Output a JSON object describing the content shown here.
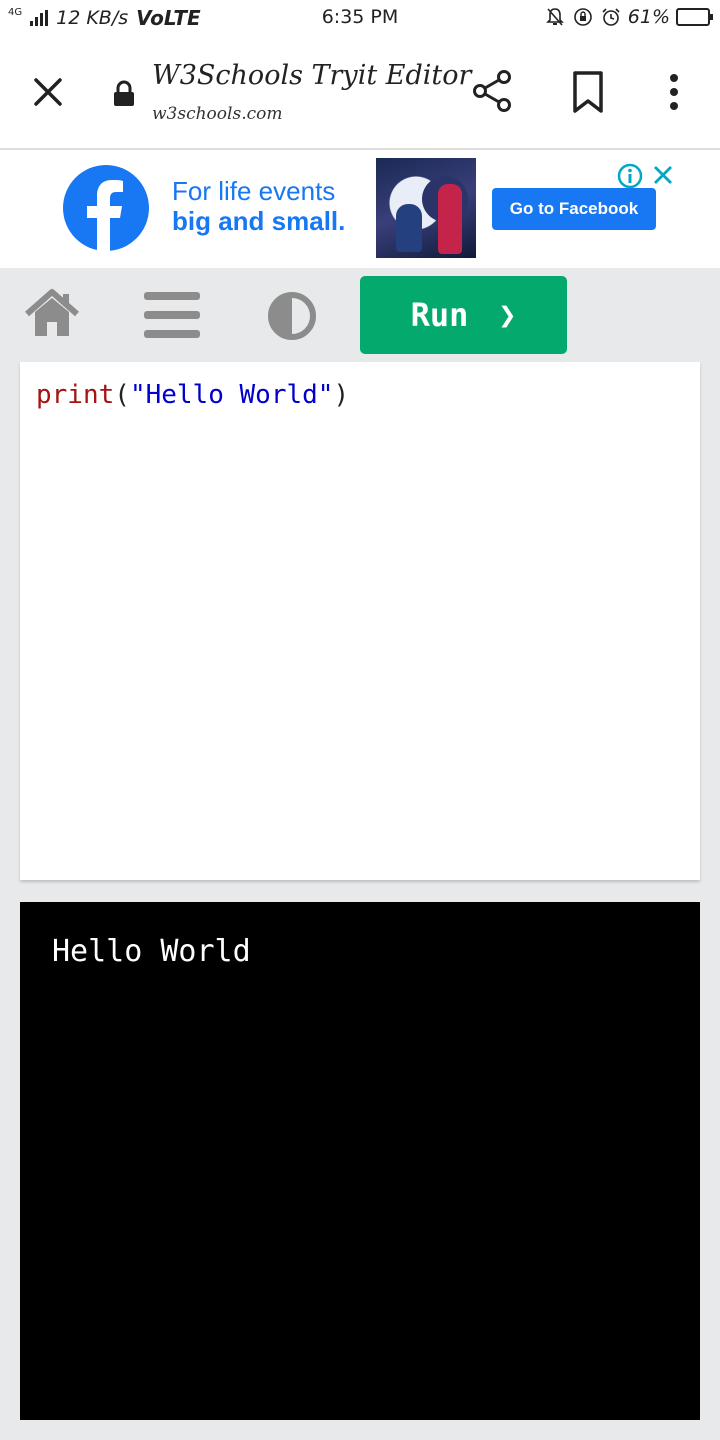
{
  "status_bar": {
    "network_tag": "4G",
    "speed": "12 KB/s",
    "volte": "VoLTE",
    "time": "6:35 PM",
    "battery": "61%",
    "battery_level": 0.61,
    "icons": [
      "mute-bell-icon",
      "rotation-lock-icon",
      "alarm-clock-icon",
      "battery-icon"
    ]
  },
  "browser": {
    "title": "W3Schools Tryit Editor",
    "url": "w3schools.com",
    "icons": [
      "close-icon",
      "lock-icon",
      "share-icon",
      "bookmark-icon",
      "more-vert-icon"
    ]
  },
  "ad": {
    "line1": "For life events",
    "line2": "big and small.",
    "cta": "Go to Facebook",
    "brand_color": "#1877f2",
    "icons": [
      "facebook-logo-icon",
      "ad-info-icon",
      "ad-close-icon"
    ]
  },
  "editor_nav": {
    "run_label": "Run",
    "run_chevron": "❯",
    "run_color": "#04aa6d",
    "icons": [
      "home-icon",
      "menu-icon",
      "contrast-icon"
    ]
  },
  "code": {
    "fn": "print",
    "open": "(",
    "str": "\"Hello World\"",
    "close": ")"
  },
  "output": {
    "text": "Hello World"
  }
}
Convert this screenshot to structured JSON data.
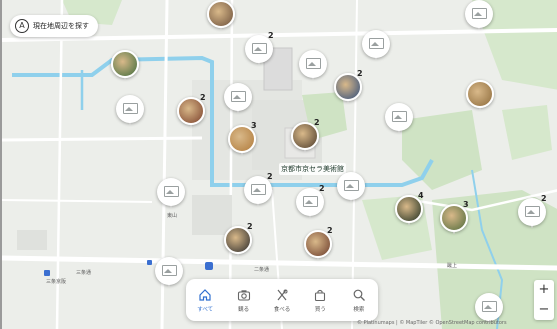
{
  "search_chip": {
    "icon": "A",
    "label": "現在地周辺を探す"
  },
  "place_label": "京都市京セラ美術館",
  "road_labels": [
    "三条通",
    "三条京阪",
    "東山",
    "蹴上",
    "二条通"
  ],
  "pins": [
    {
      "kind": "photo",
      "badge": "",
      "color": "#6b4f3a"
    },
    {
      "kind": "thumb",
      "badge": "2",
      "color": ""
    },
    {
      "kind": "thumb",
      "badge": "",
      "color": ""
    },
    {
      "kind": "thumb",
      "badge": "",
      "color": ""
    },
    {
      "kind": "photo",
      "badge": "",
      "color": "#3f6b3a"
    },
    {
      "kind": "thumb",
      "badge": "",
      "color": ""
    },
    {
      "kind": "thumb",
      "badge": "",
      "color": ""
    },
    {
      "kind": "photo",
      "badge": "2",
      "color": "#2f4c7a"
    },
    {
      "kind": "thumb",
      "badge": "",
      "color": ""
    },
    {
      "kind": "photo",
      "badge": "2",
      "color": "#7a3f2a"
    },
    {
      "kind": "thumb",
      "badge": "",
      "color": ""
    },
    {
      "kind": "photo",
      "badge": "",
      "color": "#8c6a3a"
    },
    {
      "kind": "photo",
      "badge": "3",
      "color": "#b07a3a"
    },
    {
      "kind": "photo",
      "badge": "2",
      "color": "#4c3b2a"
    },
    {
      "kind": "thumb",
      "badge": "",
      "color": ""
    },
    {
      "kind": "thumb",
      "badge": "2",
      "color": ""
    },
    {
      "kind": "thumb",
      "badge": "2",
      "color": ""
    },
    {
      "kind": "thumb",
      "badge": "",
      "color": ""
    },
    {
      "kind": "photo",
      "badge": "4",
      "color": "#1f2f1f"
    },
    {
      "kind": "photo",
      "badge": "3",
      "color": "#4f6a3a"
    },
    {
      "kind": "thumb",
      "badge": "2",
      "color": ""
    },
    {
      "kind": "photo",
      "badge": "2",
      "color": "#2a2a2a"
    },
    {
      "kind": "photo",
      "badge": "2",
      "color": "#6a3a2a"
    },
    {
      "kind": "thumb",
      "badge": "",
      "color": ""
    },
    {
      "kind": "thumb",
      "badge": "",
      "color": ""
    }
  ],
  "toolbar": [
    {
      "icon": "home-icon",
      "label": "すべて",
      "active": true
    },
    {
      "icon": "camera-icon",
      "label": "観る",
      "active": false
    },
    {
      "icon": "cutlery-icon",
      "label": "食べる",
      "active": false
    },
    {
      "icon": "shopping-bag-icon",
      "label": "買う",
      "active": false
    },
    {
      "icon": "search-icon",
      "label": "検索",
      "active": false
    }
  ],
  "zoom": {
    "in": "+",
    "out": "−"
  },
  "attribution": "© Platinumaps | © MapTiler © OpenStreetMap contributors",
  "colors": {
    "park": "#cfe3c4",
    "water": "#8fd0ec",
    "road": "#ffffff",
    "accent": "#2f6fd0"
  }
}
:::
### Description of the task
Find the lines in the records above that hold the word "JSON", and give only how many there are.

### Solved exercise
2